The goal of myoelectric systems is to extract natural neural control information from EMG and to provide intuitive and reliable control of multiple functions to the prosthetic users. To this end, in this study we presented a real time state-based proportional control system. This system was shown to be reliable and to allow the subjects precise control of the feedback position and grasping force. With respect to commercial systems, the proposed algorithms provided a more natural and intuitive control, where the user can switch among available functions as it would be done naturally. This is in contrast with the conventional co-contraction based switching method, available in commercial systems, where the user needs to constantly monitor the active function, and perform additional strong contractions to switch between the available functions. Indeed, the subject with limb deficiency commented on the easiness of switching between wrist and hand functions of the proposed approach, as compared to the co-contraction switching mode in his commercial prosthesis. It is likely that the proposed approach would be more advantageous over the co-contraction-based switching when more functions need to be articulated since switching or circling through more than two functions would be mentally much more demanding.
In conclusion, we proposed a state-based myoelectric control system that was shown to be reliable and effective on the investigated situations, and to provide intuitive control to the subjects with minimal training. This system could provide a suitable alternative for the control of commercial prostheses.
DoF: Degree of freedom; EMG: Electromyography; TMR: Targeted muscle reinnervation; CV: Change of variance; VRC: Variance ratio coefficient; RMT: Reliability of motion transition; DT: Detection threshold; TD: Time domain; PCA: Component analysis; LDA: Linear discriminant analysis; MVA: Mean absolute value; SOA: State of the art; nICT: Normalized increase in completion time; ANOVA: Analysis of variance; GLM: General linear model; MV: Majority vote.
The authors declare that they have no competing interests.
NJ and TL have equal contribution to the paper. NJ participated to the design and realization of the experiment, the data analysis, and the preparation of the manuscript; TL participated in the design of the study, conception, design and implementation of the algorithm, also carried out the experiments, data analysis, and the drafting of the manuscript; DF participated to the design and coordination of the study and to the manuscript preparation. All authors read and approved the final manuscript.
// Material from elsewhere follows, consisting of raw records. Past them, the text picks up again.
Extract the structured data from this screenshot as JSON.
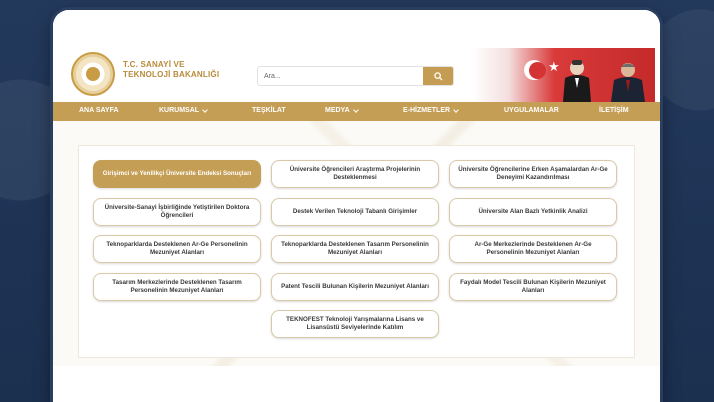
{
  "header": {
    "brand_line1": "T.C. SANAYİ VE",
    "brand_line2": "TEKNOLOJİ BAKANLIĞI"
  },
  "search": {
    "placeholder": "Ara...",
    "icon": "search-icon"
  },
  "nav": {
    "items": [
      {
        "label": "ANA SAYFA",
        "dropdown": false
      },
      {
        "label": "KURUMSAL",
        "dropdown": true
      },
      {
        "label": "TEŞKİLAT",
        "dropdown": false
      },
      {
        "label": "MEDYA",
        "dropdown": true
      },
      {
        "label": "E-HİZMETLER",
        "dropdown": true
      },
      {
        "label": "UYGULAMALAR",
        "dropdown": false
      },
      {
        "label": "İLETİŞİM",
        "dropdown": false
      }
    ]
  },
  "cards": [
    {
      "label": "Girişimci ve Yenilikçi Üniversite Endeksi Sonuçları",
      "active": true
    },
    {
      "label": "Üniversite Öğrencileri Araştırma Projelerinin Desteklenmesi",
      "active": false
    },
    {
      "label": "Üniversite Öğrencilerine Erken Aşamalardan Ar-Ge Deneyimi Kazandırılması",
      "active": false
    },
    {
      "label": "Üniversite-Sanayi İşbirliğinde Yetiştirilen Doktora Öğrencileri",
      "active": false
    },
    {
      "label": "Destek Verilen Teknoloji Tabanlı Girişimler",
      "active": false
    },
    {
      "label": "Üniversite Alan Bazlı Yetkinlik Analizi",
      "active": false
    },
    {
      "label": "Teknoparklarda Desteklenen Ar-Ge Personelinin Mezuniyet Alanları",
      "active": false
    },
    {
      "label": "Teknoparklarda Desteklenen Tasarım Personelinin Mezuniyet Alanları",
      "active": false
    },
    {
      "label": "Ar-Ge Merkezlerinde Desteklenen Ar-Ge Personelinin Mezuniyet Alanları",
      "active": false
    },
    {
      "label": "Tasarım Merkezlerinde Desteklenen Tasarım Personelinin Mezuniyet Alanları",
      "active": false
    },
    {
      "label": "Patent Tescili Bulunan Kişilerin Mezuniyet Alanları",
      "active": false
    },
    {
      "label": "Faydalı Model Tescili Bulunan Kişilerin Mezuniyet Alanları",
      "active": false
    },
    {
      "label": "TEKNOFEST Teknoloji Yarışmalarına Lisans ve Lisansüstü Seviyelerinde Katılım",
      "active": false
    }
  ],
  "colors": {
    "accent": "#c59e55",
    "background": "#1f3556"
  }
}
This work was partly financially supported by the European Commission via Grant No. 251555 (AMYO) and Grant No. 280778 (MERIDIAN).